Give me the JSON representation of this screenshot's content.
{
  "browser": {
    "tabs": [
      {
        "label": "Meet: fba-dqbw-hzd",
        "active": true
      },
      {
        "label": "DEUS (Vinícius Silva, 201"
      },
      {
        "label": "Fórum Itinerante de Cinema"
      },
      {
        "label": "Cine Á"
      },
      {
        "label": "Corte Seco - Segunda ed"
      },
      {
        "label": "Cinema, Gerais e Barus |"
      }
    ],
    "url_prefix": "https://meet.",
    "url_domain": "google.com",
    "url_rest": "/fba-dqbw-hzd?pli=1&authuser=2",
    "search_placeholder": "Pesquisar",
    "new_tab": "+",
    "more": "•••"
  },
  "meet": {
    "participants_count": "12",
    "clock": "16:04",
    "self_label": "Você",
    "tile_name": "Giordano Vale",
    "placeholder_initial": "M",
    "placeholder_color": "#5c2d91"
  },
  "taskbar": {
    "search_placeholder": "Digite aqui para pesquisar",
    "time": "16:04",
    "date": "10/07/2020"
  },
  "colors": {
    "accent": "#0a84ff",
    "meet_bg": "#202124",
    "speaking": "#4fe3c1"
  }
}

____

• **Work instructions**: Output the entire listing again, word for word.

• **Solution for this exercise**:
Give me the JSON representation of this screenshot's content.
{
  "browser": {
    "tabs": [
      {
        "label": "Meet: fba-dqbw-hzd",
        "active": true
      },
      {
        "label": "DEUS (Vinícius Silva, 201"
      },
      {
        "label": "Fórum Itinerante de Cinema"
      },
      {
        "label": "Cine Á"
      },
      {
        "label": "Corte Seco - Segunda ed"
      },
      {
        "label": "Cinema, Gerais e Barus |"
      }
    ],
    "url_prefix": "https://meet.",
    "url_domain": "google.com",
    "url_rest": "/fba-dqbw-hzd?pli=1&authuser=2",
    "search_placeholder": "Pesquisar",
    "new_tab": "+",
    "more": "•••"
  },
  "meet": {
    "participants_count": "12",
    "clock": "16:04",
    "self_label": "Você",
    "tile_name": "Giordano Vale",
    "placeholder_initial": "M",
    "placeholder_color": "#5c2d91"
  },
  "taskbar": {
    "search_placeholder": "Digite aqui para pesquisar",
    "time": "16:04",
    "date": "10/07/2020"
  },
  "colors": {
    "accent": "#0a84ff",
    "meet_bg": "#202124",
    "speaking": "#4fe3c1"
  }
}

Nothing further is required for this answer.